App and web page records:
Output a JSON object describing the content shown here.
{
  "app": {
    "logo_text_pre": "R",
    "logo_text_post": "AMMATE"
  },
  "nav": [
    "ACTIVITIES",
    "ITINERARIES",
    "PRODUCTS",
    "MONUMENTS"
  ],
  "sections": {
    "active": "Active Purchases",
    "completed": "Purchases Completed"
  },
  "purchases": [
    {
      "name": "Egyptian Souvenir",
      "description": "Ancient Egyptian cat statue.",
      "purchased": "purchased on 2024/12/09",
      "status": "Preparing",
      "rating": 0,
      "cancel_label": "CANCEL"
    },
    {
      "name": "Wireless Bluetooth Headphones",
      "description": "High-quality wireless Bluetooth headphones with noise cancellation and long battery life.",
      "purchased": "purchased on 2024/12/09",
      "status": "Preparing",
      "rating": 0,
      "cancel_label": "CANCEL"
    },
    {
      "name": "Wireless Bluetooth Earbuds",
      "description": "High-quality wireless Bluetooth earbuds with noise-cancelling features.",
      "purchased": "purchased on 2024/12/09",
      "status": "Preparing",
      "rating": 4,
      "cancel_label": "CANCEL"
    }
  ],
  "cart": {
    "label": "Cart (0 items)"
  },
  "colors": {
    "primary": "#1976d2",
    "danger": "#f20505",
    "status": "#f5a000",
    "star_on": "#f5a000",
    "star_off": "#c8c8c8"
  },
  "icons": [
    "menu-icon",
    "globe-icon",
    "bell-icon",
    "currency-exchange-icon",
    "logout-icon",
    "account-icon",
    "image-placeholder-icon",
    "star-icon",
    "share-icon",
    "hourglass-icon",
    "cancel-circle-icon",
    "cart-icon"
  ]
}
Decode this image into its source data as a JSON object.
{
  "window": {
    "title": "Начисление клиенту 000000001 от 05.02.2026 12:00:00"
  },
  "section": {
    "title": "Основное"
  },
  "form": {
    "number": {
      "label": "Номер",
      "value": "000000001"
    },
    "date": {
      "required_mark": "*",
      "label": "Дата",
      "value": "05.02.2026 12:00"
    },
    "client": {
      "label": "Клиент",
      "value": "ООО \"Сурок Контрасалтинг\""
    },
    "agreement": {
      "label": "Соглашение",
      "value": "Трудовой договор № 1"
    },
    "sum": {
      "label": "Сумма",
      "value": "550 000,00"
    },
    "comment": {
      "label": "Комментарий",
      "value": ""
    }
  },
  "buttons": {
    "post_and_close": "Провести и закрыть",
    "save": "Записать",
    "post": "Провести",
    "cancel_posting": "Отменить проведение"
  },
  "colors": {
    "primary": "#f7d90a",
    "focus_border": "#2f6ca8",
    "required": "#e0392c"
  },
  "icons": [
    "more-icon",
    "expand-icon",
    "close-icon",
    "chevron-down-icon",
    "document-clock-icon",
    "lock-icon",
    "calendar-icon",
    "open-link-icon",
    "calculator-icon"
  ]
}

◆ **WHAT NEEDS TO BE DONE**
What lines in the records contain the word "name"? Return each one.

◆ **SOLUTION**
      "name": "Egyptian Souvenir",
      "name": "Wireless Bluetooth Headphones",
      "name": "Wireless Bluetooth Earbuds",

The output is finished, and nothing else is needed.